#### [Action item]
The required output is all lines below that contain the word "Twice".

Items from an interface collection:
#####

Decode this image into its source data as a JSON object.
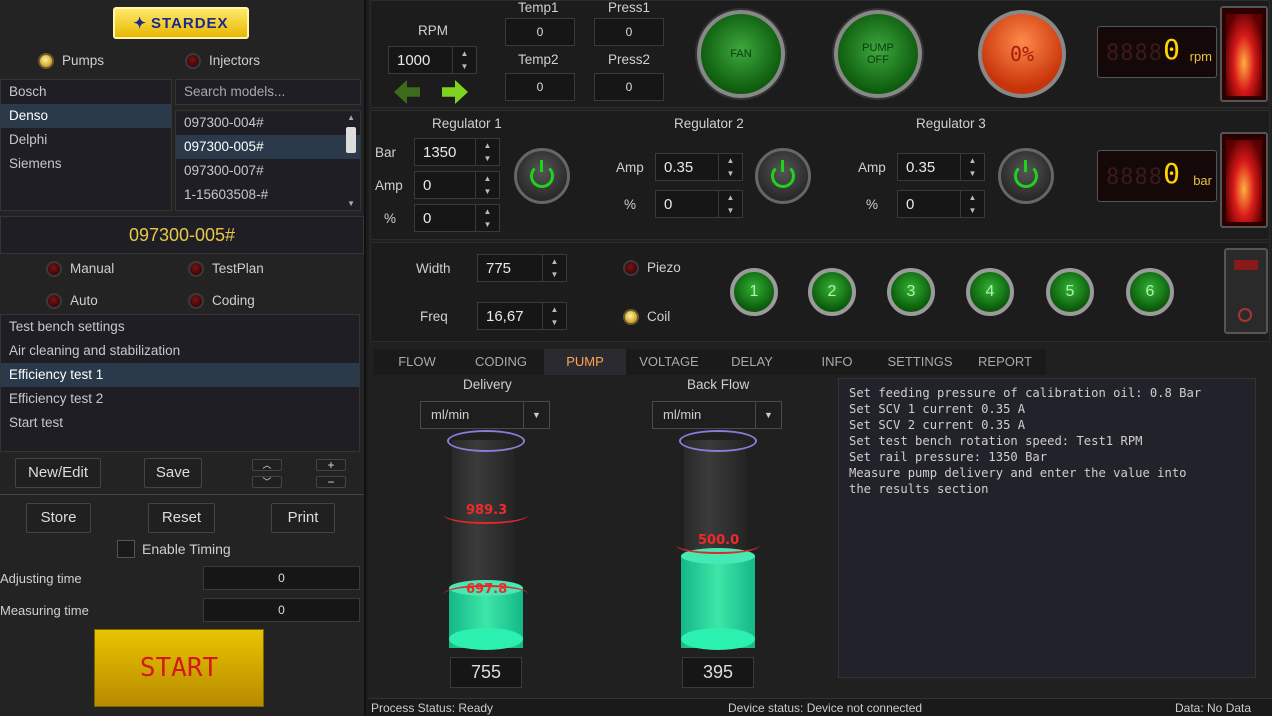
{
  "logo": "STARDEX",
  "mode": {
    "pumps": "Pumps",
    "injectors": "Injectors"
  },
  "brands": [
    "Bosch",
    "Denso",
    "Delphi",
    "Siemens"
  ],
  "search_placeholder": "Search models...",
  "models": [
    "097300-004#",
    "097300-005#",
    "097300-007#",
    "1-15603508-#"
  ],
  "selected_model": "097300-005#",
  "test_modes": {
    "manual": "Manual",
    "testplan": "TestPlan",
    "auto": "Auto",
    "coding": "Coding"
  },
  "tests": [
    "Test bench settings",
    "Air cleaning and stabilization",
    "Efficiency test 1",
    "Efficiency test 2",
    "Start test"
  ],
  "buttons": {
    "new_edit": "New/Edit",
    "save": "Save",
    "store": "Store",
    "reset": "Reset",
    "print": "Print",
    "start": "START",
    "plus": "+",
    "minus": "−"
  },
  "timing": {
    "enable": "Enable Timing",
    "adjusting_label": "Adjusting time",
    "adjusting_value": "0",
    "measuring_label": "Measuring time",
    "measuring_value": "0"
  },
  "top": {
    "rpm_label": "RPM",
    "rpm_value": "1000",
    "temp1_label": "Temp1",
    "temp1_value": "0",
    "press1_label": "Press1",
    "press1_value": "0",
    "temp2_label": "Temp2",
    "temp2_value": "0",
    "press2_label": "Press2",
    "press2_value": "0",
    "fan": "FAN",
    "pump_off_line1": "PUMP",
    "pump_off_line2": "OFF",
    "percent_btn": "0%",
    "rpm_display": "0",
    "rpm_unit": "rpm",
    "bar_display": "0",
    "bar_unit": "bar",
    "display_ghost": "8888"
  },
  "regulators": {
    "r1": {
      "title": "Regulator 1",
      "bar_label": "Bar",
      "bar": "1350",
      "amp_label": "Amp",
      "amp": "0",
      "pct_label": "%",
      "pct": "0"
    },
    "r2": {
      "title": "Regulator 2",
      "amp_label": "Amp",
      "amp": "0.35",
      "pct_label": "%",
      "pct": "0"
    },
    "r3": {
      "title": "Regulator 3",
      "amp_label": "Amp",
      "amp": "0.35",
      "pct_label": "%",
      "pct": "0"
    }
  },
  "injection": {
    "width_label": "Width",
    "width": "775",
    "freq_label": "Freq",
    "freq": "16,67",
    "piezo": "Piezo",
    "coil": "Coil",
    "channels": [
      "1",
      "2",
      "3",
      "4",
      "5",
      "6"
    ]
  },
  "tabs": [
    "FLOW",
    "CODING",
    "PUMP",
    "VOLTAGE",
    "DELAY",
    "INFO",
    "SETTINGS",
    "REPORT"
  ],
  "selected_tab": "PUMP",
  "delivery": {
    "title": "Delivery",
    "unit": "ml/min",
    "upper": "989.3",
    "lower": "697.8",
    "value": "755",
    "fill_fraction": 0.3
  },
  "backflow": {
    "title": "Back Flow",
    "unit": "ml/min",
    "upper": "500.0",
    "value": "395",
    "fill_fraction": 0.46
  },
  "instructions": [
    "Set feeding pressure of calibration oil: 0.8 Bar",
    "Set SCV 1 current 0.35 A",
    "Set SCV 2 current 0.35 A",
    "Set test bench rotation speed: Test1 RPM",
    "Set rail pressure: 1350 Bar",
    "Measure pump delivery and enter the value into",
    "the results section"
  ],
  "status": {
    "process": "Process Status: Ready",
    "device": "Device status: Device not connected",
    "data": "Data: No Data"
  }
}
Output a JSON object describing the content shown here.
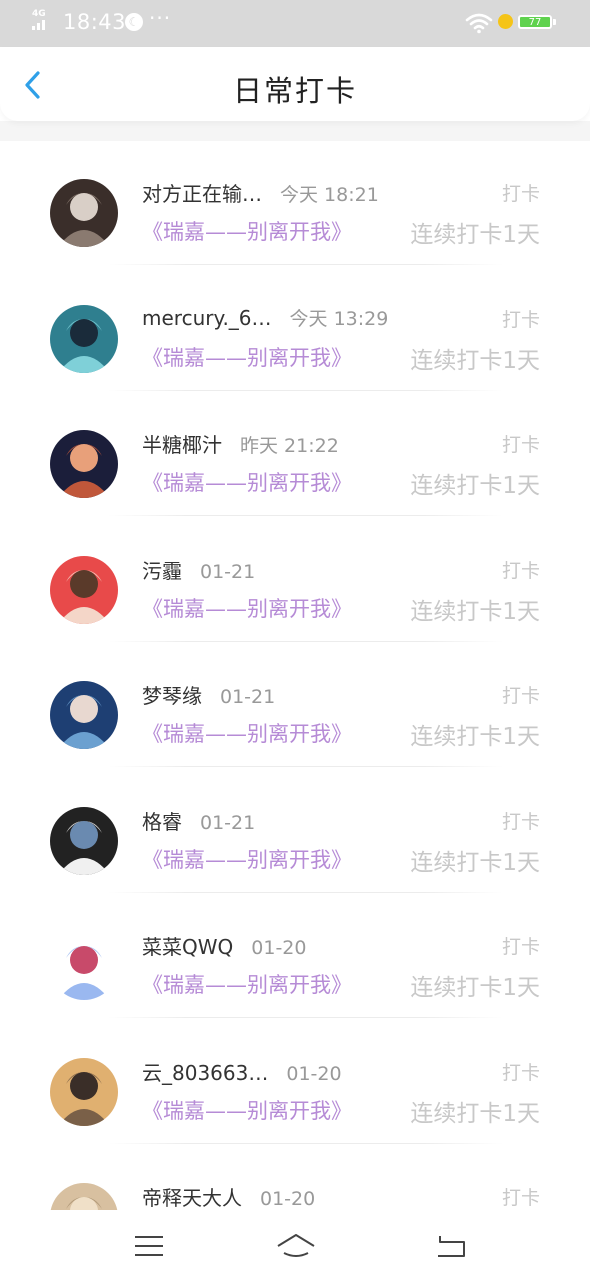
{
  "status_bar": {
    "network": "4G",
    "time": "18:43",
    "more": "···",
    "battery": "77"
  },
  "header": {
    "title": "日常打卡"
  },
  "checkins": [
    {
      "name": "对方正在输…",
      "time": "今天 18:21",
      "book": "《瑞嘉——别离开我》",
      "tag": "打卡",
      "streak": "连续打卡1天",
      "avatar_colors": [
        "#3a2e2a",
        "#8a7a70",
        "#d9cfc7"
      ]
    },
    {
      "name": "mercury._6…",
      "time": "今天 13:29",
      "book": "《瑞嘉——别离开我》",
      "tag": "打卡",
      "streak": "连续打卡1天",
      "avatar_colors": [
        "#2f7f8f",
        "#7fd0d8",
        "#1a2b3a"
      ]
    },
    {
      "name": "半糖椰汁",
      "time": "昨天 21:22",
      "book": "《瑞嘉——别离开我》",
      "tag": "打卡",
      "streak": "连续打卡1天",
      "avatar_colors": [
        "#1b1e3a",
        "#c0573a",
        "#e8a07a"
      ]
    },
    {
      "name": "污霾",
      "time": "01-21",
      "book": "《瑞嘉——别离开我》",
      "tag": "打卡",
      "streak": "连续打卡1天",
      "avatar_colors": [
        "#e84a4a",
        "#f4d6c8",
        "#5a3a2a"
      ]
    },
    {
      "name": "梦琴缘",
      "time": "01-21",
      "book": "《瑞嘉——别离开我》",
      "tag": "打卡",
      "streak": "连续打卡1天",
      "avatar_colors": [
        "#1e3f73",
        "#6ba0d0",
        "#e8d8d0"
      ]
    },
    {
      "name": "格睿",
      "time": "01-21",
      "book": "《瑞嘉——别离开我》",
      "tag": "打卡",
      "streak": "连续打卡1天",
      "avatar_colors": [
        "#222222",
        "#f0f0f0",
        "#6a8ab0"
      ]
    },
    {
      "name": "菜菜QWQ",
      "time": "01-20",
      "book": "《瑞嘉——别离开我》",
      "tag": "打卡",
      "streak": "连续打卡1天",
      "avatar_colors": [
        "#ffffff",
        "#9ab8f0",
        "#c84a6a"
      ]
    },
    {
      "name": "云_803663…",
      "time": "01-20",
      "book": "《瑞嘉——别离开我》",
      "tag": "打卡",
      "streak": "连续打卡1天",
      "avatar_colors": [
        "#e0b070",
        "#7a6048",
        "#3a2e28"
      ]
    },
    {
      "name": "帝释天大人",
      "time": "01-20",
      "book": "",
      "tag": "打卡",
      "streak": "",
      "avatar_colors": [
        "#d8c0a0",
        "#a89070",
        "#f0e0c8"
      ]
    }
  ],
  "colors": {
    "accent": "#2fa0e8",
    "book_title": "#b68bd6",
    "muted": "#c8c8c8"
  },
  "icons": {
    "back": "chevron-left-icon",
    "menu": "menu-icon",
    "home": "home-icon",
    "return": "return-icon"
  }
}
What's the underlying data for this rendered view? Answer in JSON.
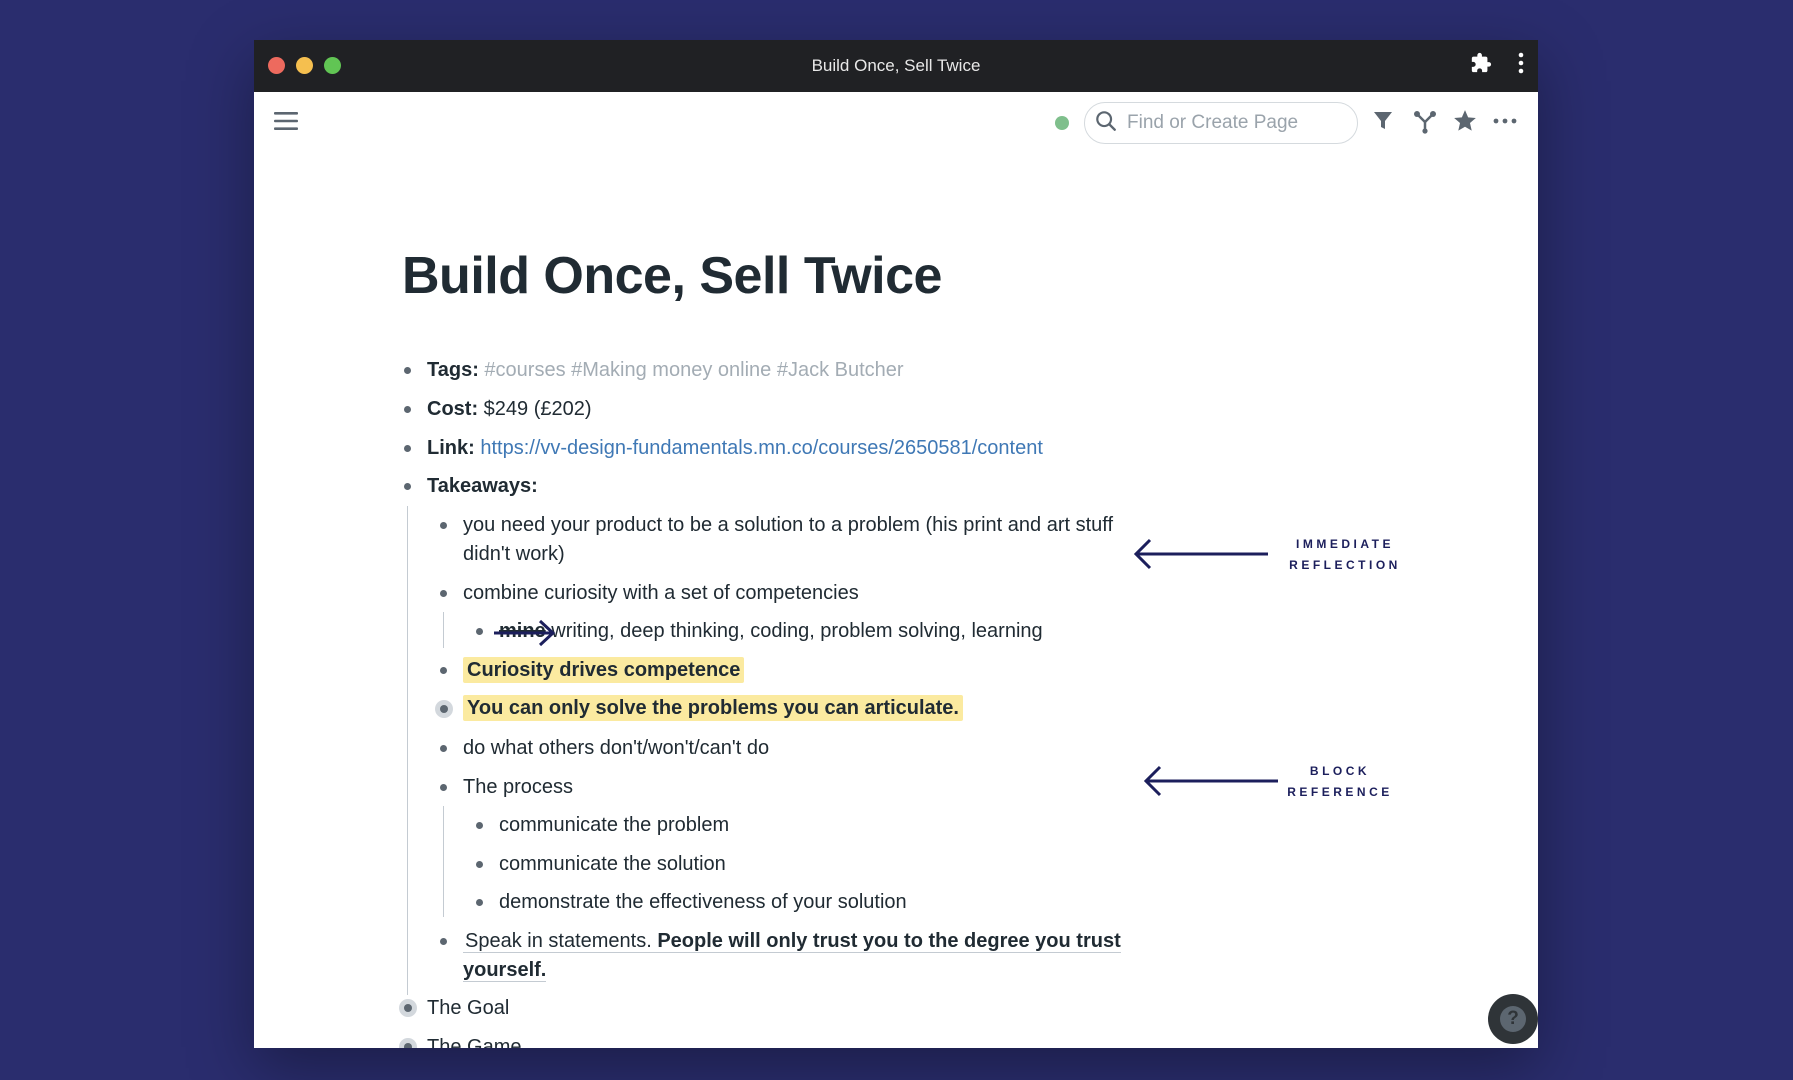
{
  "window": {
    "title": "Build Once, Sell Twice"
  },
  "toolbar": {
    "search_placeholder": "Find or Create Page"
  },
  "page": {
    "title": "Build Once, Sell Twice",
    "tags_label": "Tags:",
    "tags": [
      "#courses",
      "#Making money online",
      "#Jack Butcher"
    ],
    "cost_label": "Cost:",
    "cost_value": "$249 (£202)",
    "link_label": "Link:",
    "link_url": "https://vv-design-fundamentals.mn.co/courses/2650581/content",
    "takeaways_label": "Takeaways:",
    "takeaways": {
      "item1_line1": "you need your product to be a solution to a problem (his print and art stuff",
      "item1_line2": "didn't work)",
      "item2": "combine curiosity with a set of competencies",
      "item2_child_strike": "mine",
      "item2_child_rest": "writing, deep thinking, coding, problem solving, learning",
      "item3": "Curiosity drives competence",
      "item4": "You can only solve the problems you can articulate.",
      "item5": "do what others don't/won't/can't do",
      "item6": "The process",
      "process_steps": [
        "communicate the problem",
        "communicate the solution",
        "demonstrate the effectiveness of your solution"
      ],
      "item7_plain": "Speak in statements.",
      "item7_bold_line1": "People will only trust you to the degree you trust",
      "item7_bold_line2": "yourself."
    },
    "goal": "The Goal",
    "game": "The Game"
  },
  "annotations": {
    "immediate_line1": "IMMEDIATE",
    "immediate_line2": "REFLECTION",
    "block_line1": "BLOCK",
    "block_line2": "REFERENCE"
  },
  "help": {
    "label": "?"
  },
  "colors": {
    "background": "#2a2d6e",
    "titlebar": "#202124",
    "highlight": "#fbeaa0",
    "link": "#3f78b5",
    "tag": "#a3acb4",
    "annotation": "#1c1f5c",
    "sync": "#7fbf8c"
  }
}
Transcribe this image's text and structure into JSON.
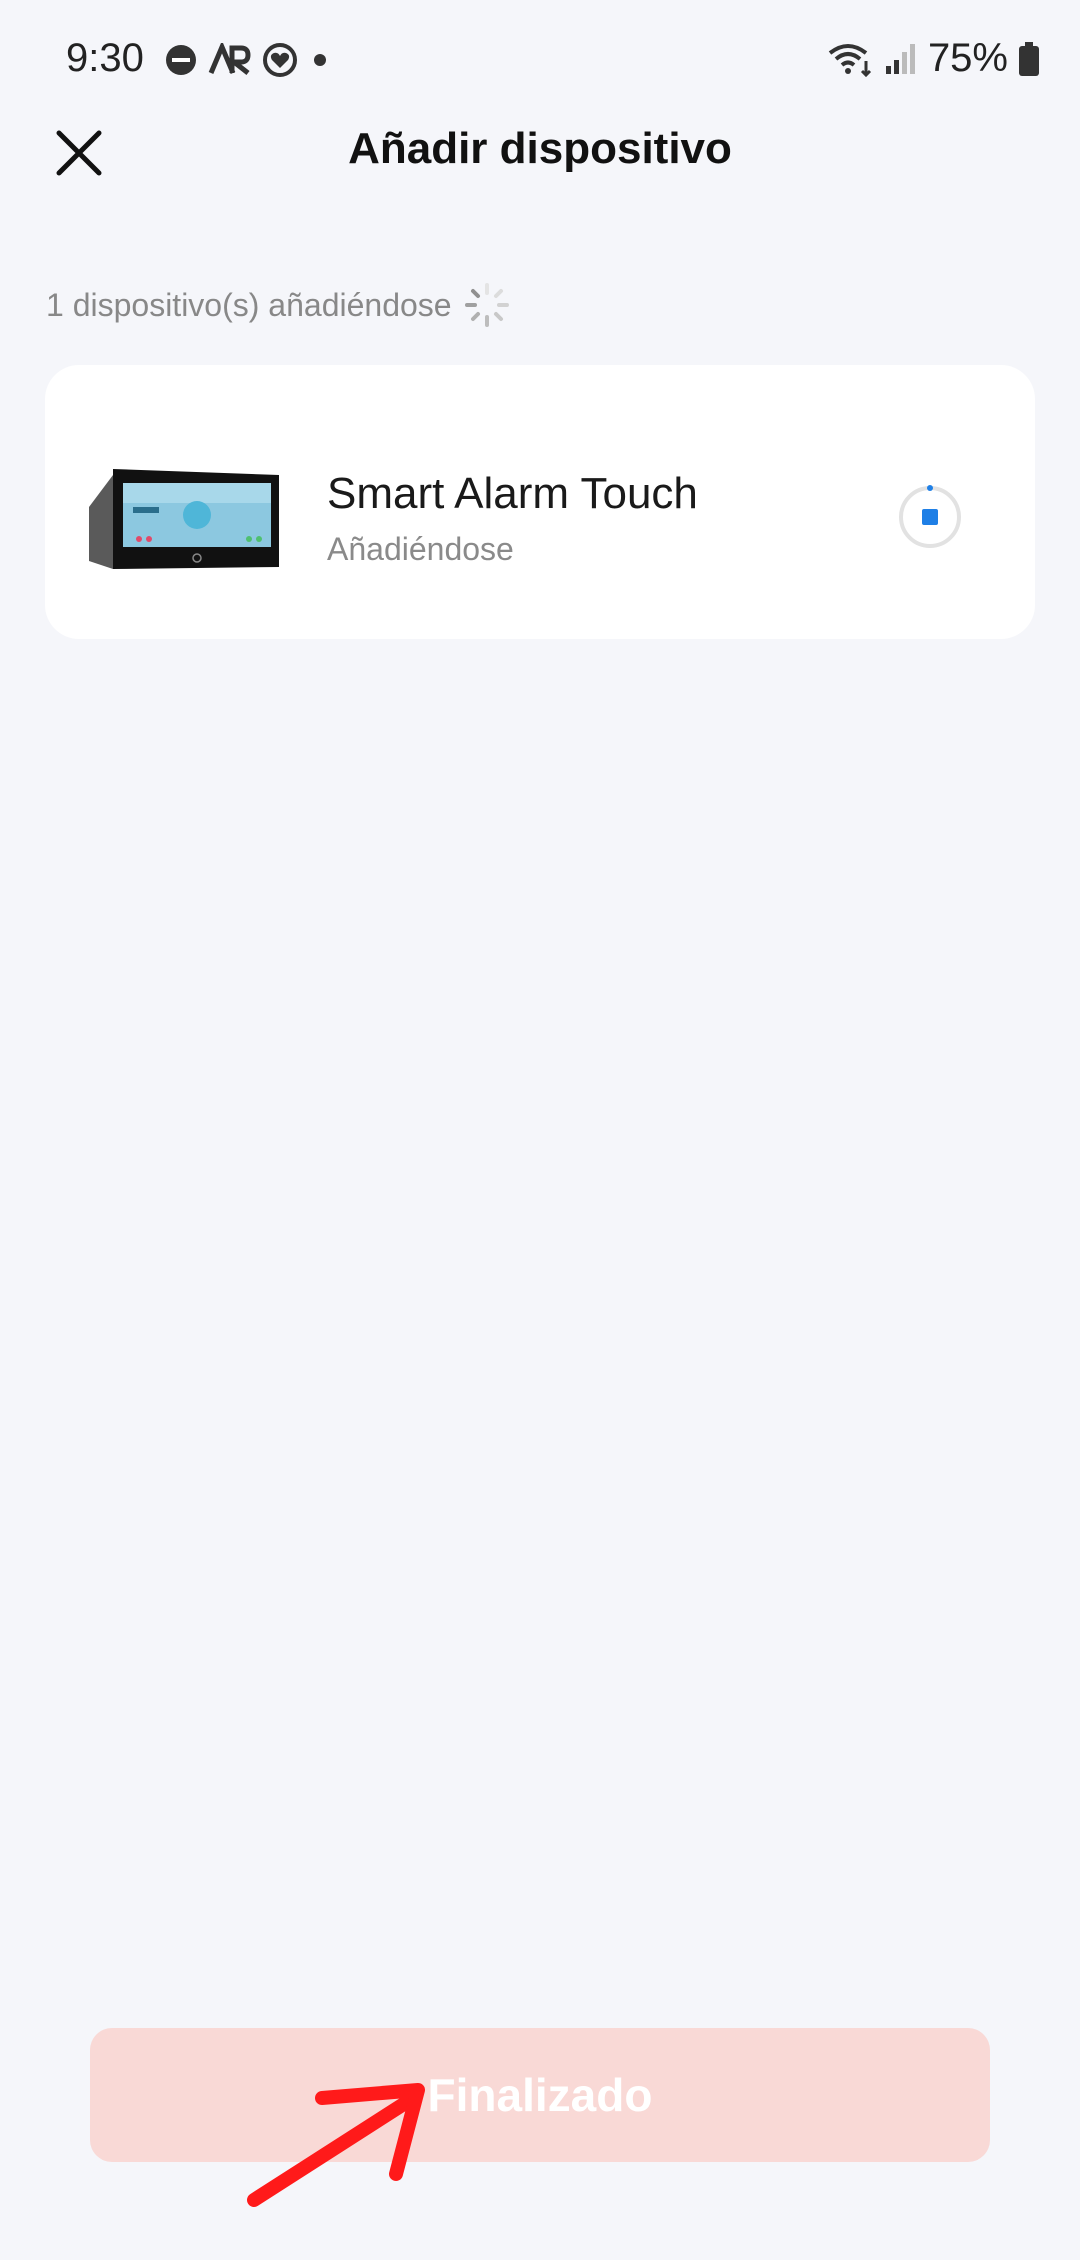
{
  "status_bar": {
    "time": "9:30",
    "battery": "75%",
    "left_icons": [
      "do-not-disturb-icon",
      "ar-icon",
      "health-icon",
      "dot-icon"
    ],
    "right_icons": [
      "wifi-icon",
      "signal-icon",
      "battery-icon"
    ]
  },
  "header": {
    "title": "Añadir dispositivo",
    "close_icon": "close-icon"
  },
  "progress": {
    "text": "1 dispositivo(s) añadiéndose",
    "icon": "spinner-icon"
  },
  "device": {
    "name": "Smart Alarm Touch",
    "status": "Añadiéndose",
    "status_icon": "stop-progress-icon"
  },
  "done_button": {
    "label": "Finalizado",
    "state": "disabled"
  },
  "colors": {
    "background": "#f5f6fa",
    "card": "#ffffff",
    "accent_blue": "#1e7fe6",
    "button_disabled": "#f9d9d6",
    "annotation_red": "#ff1a1a"
  }
}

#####

#### [Response to this task]
    "title": "Build Once, Sell Twice"
    "title": "Build Once, Sell Twice",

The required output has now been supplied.